◆ TASK PROMPT:
Hunt through the lines below for the string "system" and copy each one that has it.

◆ MATERIAL FOR THIS TASK:

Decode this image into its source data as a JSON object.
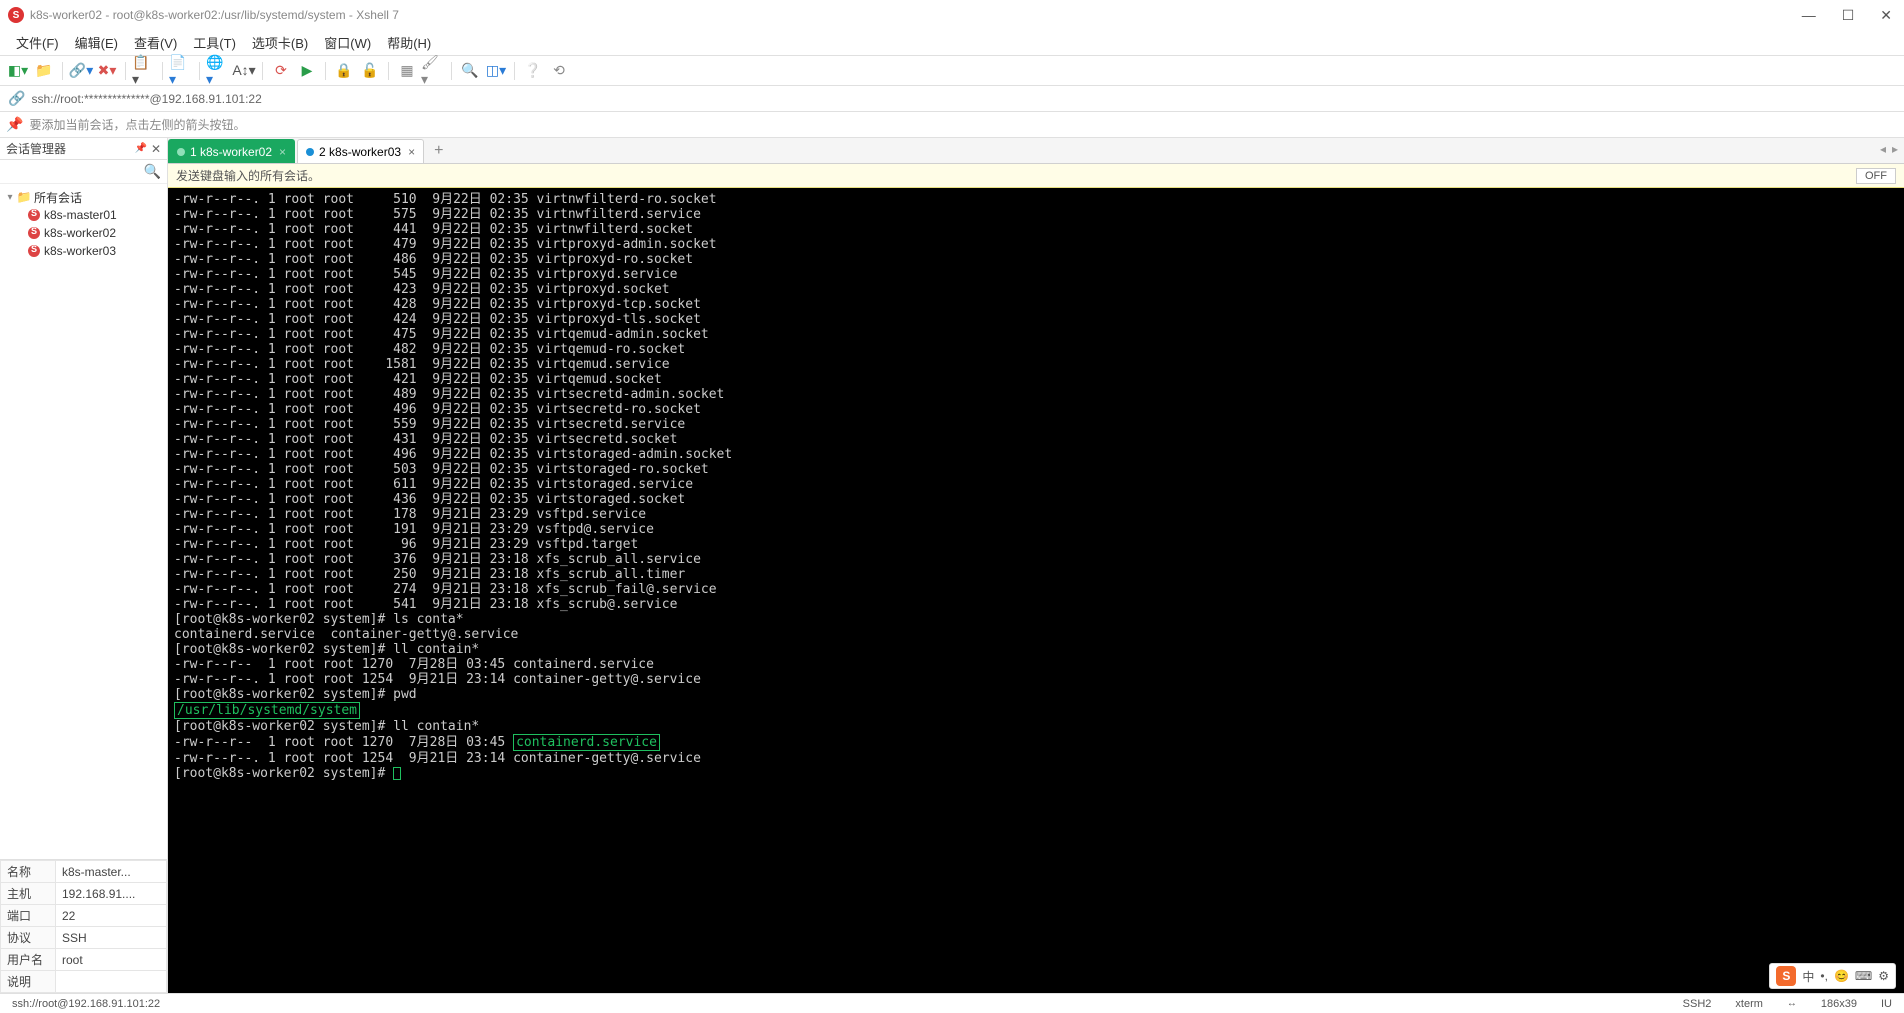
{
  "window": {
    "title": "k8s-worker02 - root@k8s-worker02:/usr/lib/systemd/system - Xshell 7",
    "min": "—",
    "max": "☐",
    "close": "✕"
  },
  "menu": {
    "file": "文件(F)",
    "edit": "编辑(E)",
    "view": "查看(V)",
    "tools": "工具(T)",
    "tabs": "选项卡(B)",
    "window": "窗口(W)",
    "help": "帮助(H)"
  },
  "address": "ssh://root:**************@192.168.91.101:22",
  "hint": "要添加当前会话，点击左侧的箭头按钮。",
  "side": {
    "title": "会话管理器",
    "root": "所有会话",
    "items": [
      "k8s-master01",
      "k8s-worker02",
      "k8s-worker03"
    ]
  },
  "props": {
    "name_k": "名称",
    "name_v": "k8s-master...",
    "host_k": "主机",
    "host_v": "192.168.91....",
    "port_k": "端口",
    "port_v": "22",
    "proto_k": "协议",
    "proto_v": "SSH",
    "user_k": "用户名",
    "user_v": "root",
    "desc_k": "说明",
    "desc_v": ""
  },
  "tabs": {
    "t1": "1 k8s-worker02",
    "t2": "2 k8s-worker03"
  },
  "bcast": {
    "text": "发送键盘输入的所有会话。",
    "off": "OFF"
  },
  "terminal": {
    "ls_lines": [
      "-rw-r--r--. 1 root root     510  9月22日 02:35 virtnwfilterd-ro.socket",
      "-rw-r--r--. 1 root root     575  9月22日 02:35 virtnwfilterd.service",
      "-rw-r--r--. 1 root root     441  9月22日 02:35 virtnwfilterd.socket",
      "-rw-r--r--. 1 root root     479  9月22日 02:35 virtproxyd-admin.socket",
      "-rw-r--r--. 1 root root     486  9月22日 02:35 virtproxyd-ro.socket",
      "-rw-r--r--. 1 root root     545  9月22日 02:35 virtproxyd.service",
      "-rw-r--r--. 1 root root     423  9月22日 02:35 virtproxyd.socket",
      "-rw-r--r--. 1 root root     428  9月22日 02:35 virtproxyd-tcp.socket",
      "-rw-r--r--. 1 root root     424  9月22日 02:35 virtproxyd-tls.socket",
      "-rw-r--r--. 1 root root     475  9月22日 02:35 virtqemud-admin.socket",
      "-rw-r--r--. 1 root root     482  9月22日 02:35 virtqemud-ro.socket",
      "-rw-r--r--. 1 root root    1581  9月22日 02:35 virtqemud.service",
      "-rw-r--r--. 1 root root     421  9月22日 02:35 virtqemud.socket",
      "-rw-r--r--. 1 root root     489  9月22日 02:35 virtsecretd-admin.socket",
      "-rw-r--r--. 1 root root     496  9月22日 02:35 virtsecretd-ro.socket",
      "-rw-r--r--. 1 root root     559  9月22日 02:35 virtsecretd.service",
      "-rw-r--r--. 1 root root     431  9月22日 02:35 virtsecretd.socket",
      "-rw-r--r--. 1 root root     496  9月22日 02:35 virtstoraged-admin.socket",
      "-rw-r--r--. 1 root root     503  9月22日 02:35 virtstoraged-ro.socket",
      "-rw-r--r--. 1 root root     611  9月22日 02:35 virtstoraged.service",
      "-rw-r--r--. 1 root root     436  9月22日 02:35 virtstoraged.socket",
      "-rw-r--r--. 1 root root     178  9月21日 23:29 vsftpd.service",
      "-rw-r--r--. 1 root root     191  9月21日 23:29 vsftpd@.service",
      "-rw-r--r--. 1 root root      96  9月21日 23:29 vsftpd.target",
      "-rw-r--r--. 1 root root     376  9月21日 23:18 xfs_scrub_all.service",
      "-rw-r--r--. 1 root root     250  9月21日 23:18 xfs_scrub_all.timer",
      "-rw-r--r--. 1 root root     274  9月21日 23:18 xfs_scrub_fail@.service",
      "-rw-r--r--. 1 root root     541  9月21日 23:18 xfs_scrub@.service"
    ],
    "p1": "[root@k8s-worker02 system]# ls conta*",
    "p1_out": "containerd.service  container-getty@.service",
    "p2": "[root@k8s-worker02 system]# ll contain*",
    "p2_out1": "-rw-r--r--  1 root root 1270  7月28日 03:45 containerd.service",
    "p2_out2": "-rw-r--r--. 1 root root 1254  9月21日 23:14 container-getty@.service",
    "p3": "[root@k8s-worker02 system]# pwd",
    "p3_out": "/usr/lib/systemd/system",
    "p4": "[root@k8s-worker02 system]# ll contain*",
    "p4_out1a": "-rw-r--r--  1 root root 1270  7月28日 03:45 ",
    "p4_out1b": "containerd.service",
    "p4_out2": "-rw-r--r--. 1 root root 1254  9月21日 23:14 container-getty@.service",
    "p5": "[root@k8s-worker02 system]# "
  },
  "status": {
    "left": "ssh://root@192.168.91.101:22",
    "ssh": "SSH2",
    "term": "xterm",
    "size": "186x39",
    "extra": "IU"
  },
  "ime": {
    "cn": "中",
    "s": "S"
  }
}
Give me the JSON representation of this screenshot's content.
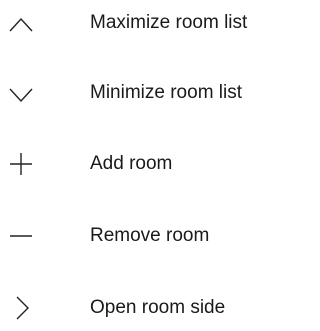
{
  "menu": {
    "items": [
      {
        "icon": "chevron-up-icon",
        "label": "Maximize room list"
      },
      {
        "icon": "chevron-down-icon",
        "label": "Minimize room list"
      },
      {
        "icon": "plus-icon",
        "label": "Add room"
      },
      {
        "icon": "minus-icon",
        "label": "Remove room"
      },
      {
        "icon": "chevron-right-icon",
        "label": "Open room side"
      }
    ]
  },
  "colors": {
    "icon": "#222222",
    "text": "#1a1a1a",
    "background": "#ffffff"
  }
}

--

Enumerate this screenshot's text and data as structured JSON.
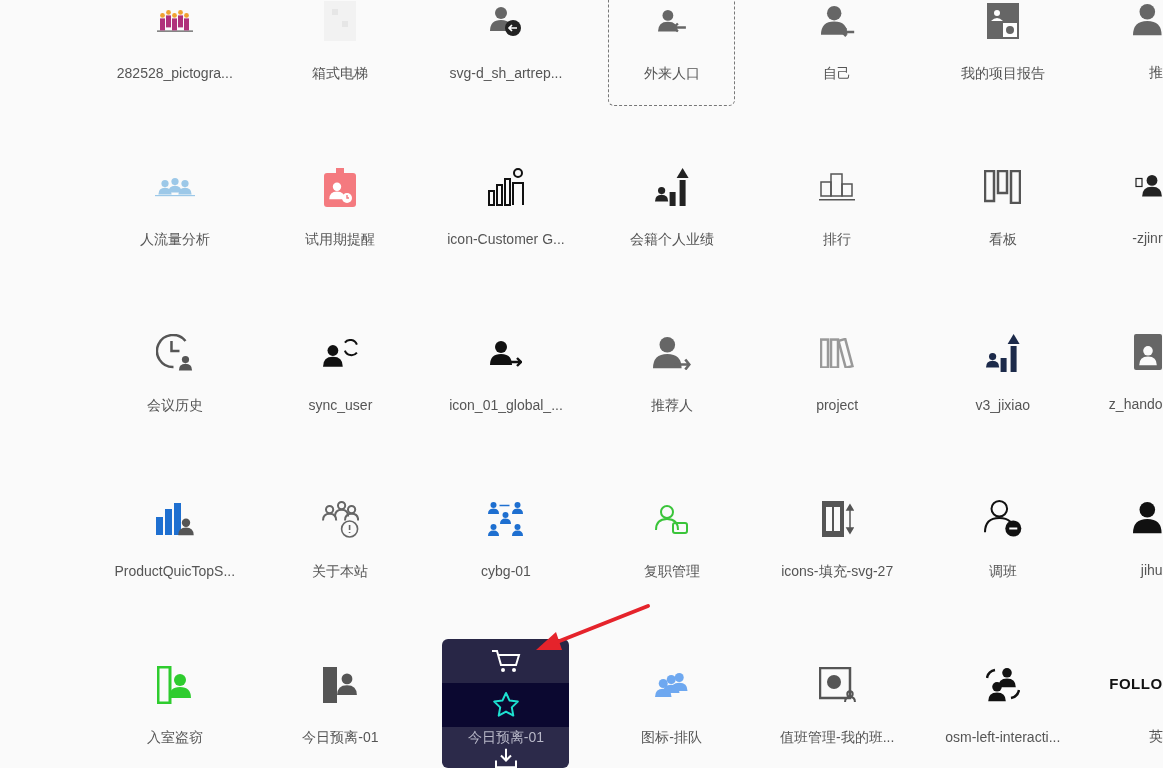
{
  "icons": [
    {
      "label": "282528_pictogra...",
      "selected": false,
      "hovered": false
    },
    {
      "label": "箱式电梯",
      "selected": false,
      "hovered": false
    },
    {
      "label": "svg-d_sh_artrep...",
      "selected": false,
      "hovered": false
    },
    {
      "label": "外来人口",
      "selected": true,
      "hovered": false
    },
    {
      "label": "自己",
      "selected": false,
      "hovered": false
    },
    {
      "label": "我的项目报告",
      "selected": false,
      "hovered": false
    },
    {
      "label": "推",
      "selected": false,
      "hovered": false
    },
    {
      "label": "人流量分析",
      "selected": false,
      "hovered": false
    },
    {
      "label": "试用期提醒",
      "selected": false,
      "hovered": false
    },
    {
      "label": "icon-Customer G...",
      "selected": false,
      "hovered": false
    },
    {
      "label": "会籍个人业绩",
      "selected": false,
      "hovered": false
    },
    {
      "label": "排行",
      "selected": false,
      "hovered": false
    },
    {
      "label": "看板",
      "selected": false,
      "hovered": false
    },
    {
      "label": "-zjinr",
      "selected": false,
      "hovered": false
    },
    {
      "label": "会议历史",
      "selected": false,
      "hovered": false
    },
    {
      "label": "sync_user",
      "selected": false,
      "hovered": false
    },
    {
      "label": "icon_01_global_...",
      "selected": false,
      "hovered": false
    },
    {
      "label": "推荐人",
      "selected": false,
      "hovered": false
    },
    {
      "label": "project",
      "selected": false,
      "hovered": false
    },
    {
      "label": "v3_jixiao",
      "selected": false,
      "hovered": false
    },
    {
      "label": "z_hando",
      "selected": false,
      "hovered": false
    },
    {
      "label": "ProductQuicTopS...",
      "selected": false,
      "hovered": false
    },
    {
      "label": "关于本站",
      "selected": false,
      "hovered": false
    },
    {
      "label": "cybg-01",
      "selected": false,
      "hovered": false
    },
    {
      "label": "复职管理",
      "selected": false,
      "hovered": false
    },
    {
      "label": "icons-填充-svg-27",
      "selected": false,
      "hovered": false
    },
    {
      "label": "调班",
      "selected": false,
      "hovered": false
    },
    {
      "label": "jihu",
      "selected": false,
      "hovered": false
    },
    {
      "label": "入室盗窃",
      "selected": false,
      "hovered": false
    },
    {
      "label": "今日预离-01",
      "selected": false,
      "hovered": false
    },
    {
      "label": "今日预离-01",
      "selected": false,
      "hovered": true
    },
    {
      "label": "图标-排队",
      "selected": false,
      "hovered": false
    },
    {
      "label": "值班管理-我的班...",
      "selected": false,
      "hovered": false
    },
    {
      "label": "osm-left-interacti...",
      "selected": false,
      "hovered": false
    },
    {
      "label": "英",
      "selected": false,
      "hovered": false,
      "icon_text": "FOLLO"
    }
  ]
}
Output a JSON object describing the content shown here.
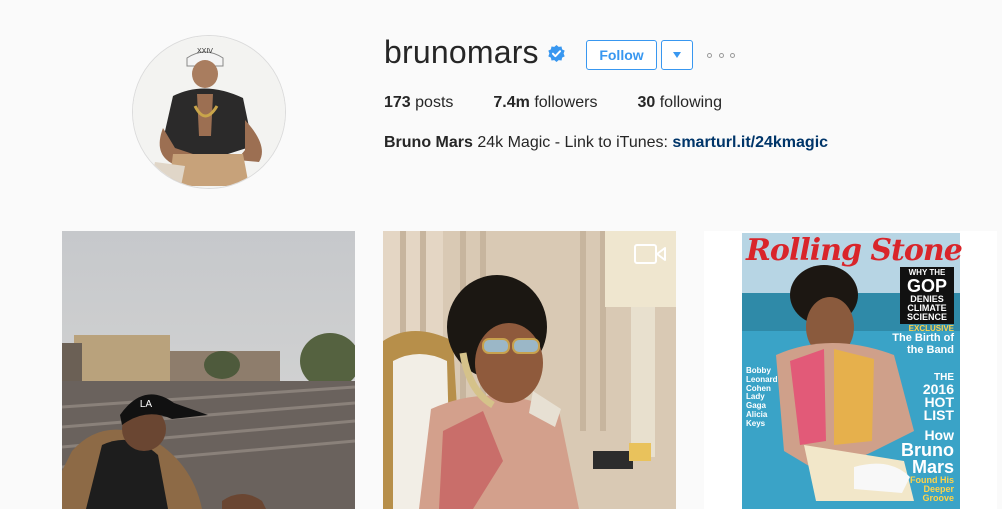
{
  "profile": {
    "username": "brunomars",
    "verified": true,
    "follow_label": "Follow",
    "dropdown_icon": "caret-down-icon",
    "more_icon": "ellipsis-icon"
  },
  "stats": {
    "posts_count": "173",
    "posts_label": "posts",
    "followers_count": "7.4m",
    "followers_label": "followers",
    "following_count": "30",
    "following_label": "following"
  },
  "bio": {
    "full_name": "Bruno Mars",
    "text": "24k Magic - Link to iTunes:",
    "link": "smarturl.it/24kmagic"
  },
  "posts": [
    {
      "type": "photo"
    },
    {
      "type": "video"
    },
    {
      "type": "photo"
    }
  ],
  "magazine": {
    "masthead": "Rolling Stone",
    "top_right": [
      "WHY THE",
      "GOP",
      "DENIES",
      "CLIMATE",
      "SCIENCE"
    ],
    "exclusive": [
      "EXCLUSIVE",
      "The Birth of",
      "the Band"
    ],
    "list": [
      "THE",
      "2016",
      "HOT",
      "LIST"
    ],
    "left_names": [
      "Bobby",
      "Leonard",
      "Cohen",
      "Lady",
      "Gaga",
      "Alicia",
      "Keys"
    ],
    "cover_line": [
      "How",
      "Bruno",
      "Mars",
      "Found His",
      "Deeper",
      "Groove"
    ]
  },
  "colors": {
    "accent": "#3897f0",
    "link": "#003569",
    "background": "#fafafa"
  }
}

◆ RESPONSE:
    "title": "k8s-worker02 - root@k8s-worker02:/usr/lib/systemd/system - Xshell 7",
    "p1": "[root@k8s-worker02 system]# ls conta*",
    "p2": "[root@k8s-worker02 system]# ll contain*",
    "p3": "[root@k8s-worker02 system]# pwd",
    "p3_out": "/usr/lib/systemd/system",
    "p4": "[root@k8s-worker02 system]# ll contain*",
    "p5": "[root@k8s-worker02 system]# "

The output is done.